# [Your task]
Print each entry as it appears. Images stay out of the copy.

===== Records for the exercise

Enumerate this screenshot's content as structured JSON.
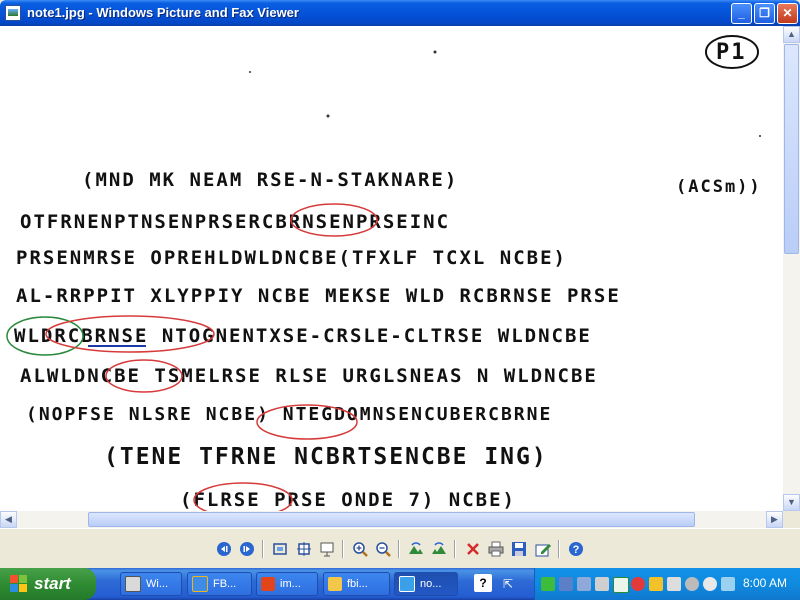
{
  "window": {
    "title": "note1.jpg - Windows Picture and Fax Viewer"
  },
  "note": {
    "page_label": "P1",
    "side_note": "(ACSm))",
    "lines": [
      "(MND MK NEAM RSE-N-STAKNARE)",
      "OTFRNENPTNSENPRSERCBRNSENPRSEINC",
      "PRSENMRSE OPREHLDWLDNCBE(TFXLF TCXL NCBE)",
      "AL-RRPPIT XLYPPIY NCBE MEKSE WLD RCBRNSE PRSE",
      "WLDRCBRNSE NTOGNENTXSE-CRSLE-CLTRSE WLDNCBE",
      "ALWLDNCBE TSMELRSE RLSE URGLSNEAS N WLDNCBE",
      "(NOPFSE NLSRE NCBE) NTEGDOMNSENCUBERCBRNE",
      "(TENE TFRNE NCBRTSENCBE ING)",
      "(FLRSE PRSE ONDE 7) NCBE)"
    ]
  },
  "toolbar": {
    "items": [
      {
        "name": "previous-image",
        "icon": "prev-icon"
      },
      {
        "name": "next-image",
        "icon": "next-icon"
      },
      {
        "name": "best-fit",
        "icon": "best-fit-icon"
      },
      {
        "name": "actual-size",
        "icon": "actual-size-icon"
      },
      {
        "name": "slideshow",
        "icon": "slideshow-icon"
      },
      {
        "name": "zoom-in",
        "icon": "zoom-in-icon"
      },
      {
        "name": "zoom-out",
        "icon": "zoom-out-icon"
      },
      {
        "name": "rotate-clockwise",
        "icon": "rotate-cw-icon"
      },
      {
        "name": "rotate-counterclockwise",
        "icon": "rotate-ccw-icon"
      },
      {
        "name": "delete",
        "icon": "delete-icon"
      },
      {
        "name": "print",
        "icon": "print-icon"
      },
      {
        "name": "save",
        "icon": "save-icon"
      },
      {
        "name": "edit",
        "icon": "edit-icon"
      },
      {
        "name": "help",
        "icon": "help-icon"
      }
    ]
  },
  "taskbar": {
    "start_label": "start",
    "tasks": [
      "Wi...",
      "FB...",
      "im...",
      "fbi...",
      "no..."
    ],
    "clock": "8:00 AM"
  },
  "colors": {
    "title_bar": "#0553d8",
    "circle_red": "#d63a3a",
    "circle_green": "#2a8a3a",
    "underline_blue": "#1a3aa8"
  }
}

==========

# [Exercise response]
Enumerate this screenshot's content as structured JSON.
{
  "window": {
    "title": "note1.jpg - Windows Picture and Fax Viewer"
  },
  "note": {
    "page_label": "P1",
    "side_note": "(ACSm))",
    "lines": [
      "(MND MK NEAM RSE-N-STAKNARE)",
      "OTFRNENPTNSENPRSERCBRNSENPRSEINC",
      "PRSENMRSE OPREHLDWLDNCBE(TFXLF TCXL NCBE)",
      "AL-RRPPIT XLYPPIY NCBE MEKSE WLD RCBRNSE PRSE",
      "WLDRCBRNSE NTOGNENTXSE-CRSLE-CLTRSE WLDNCBE",
      "ALWLDNCBE TSMELRSE RLSE URGLSNEAS N WLDNCBE",
      "(NOPFSE NLSRE NCBE) NTEGDOMNSENCUBERCBRNE",
      "(TENE TFRNE NCBRTSENCBE ING)",
      "(FLRSE PRSE ONDE 7) NCBE)"
    ]
  },
  "toolbar": {
    "items": [
      {
        "name": "previous-image",
        "icon": "prev-icon"
      },
      {
        "name": "next-image",
        "icon": "next-icon"
      },
      {
        "name": "best-fit",
        "icon": "best-fit-icon"
      },
      {
        "name": "actual-size",
        "icon": "actual-size-icon"
      },
      {
        "name": "slideshow",
        "icon": "slideshow-icon"
      },
      {
        "name": "zoom-in",
        "icon": "zoom-in-icon"
      },
      {
        "name": "zoom-out",
        "icon": "zoom-out-icon"
      },
      {
        "name": "rotate-clockwise",
        "icon": "rotate-cw-icon"
      },
      {
        "name": "rotate-counterclockwise",
        "icon": "rotate-ccw-icon"
      },
      {
        "name": "delete",
        "icon": "delete-icon"
      },
      {
        "name": "print",
        "icon": "print-icon"
      },
      {
        "name": "save",
        "icon": "save-icon"
      },
      {
        "name": "edit",
        "icon": "edit-icon"
      },
      {
        "name": "help",
        "icon": "help-icon"
      }
    ]
  },
  "taskbar": {
    "start_label": "start",
    "tasks": [
      "Wi...",
      "FB...",
      "im...",
      "fbi...",
      "no..."
    ],
    "clock": "8:00 AM"
  },
  "colors": {
    "title_bar": "#0553d8",
    "circle_red": "#d63a3a",
    "circle_green": "#2a8a3a",
    "underline_blue": "#1a3aa8"
  }
}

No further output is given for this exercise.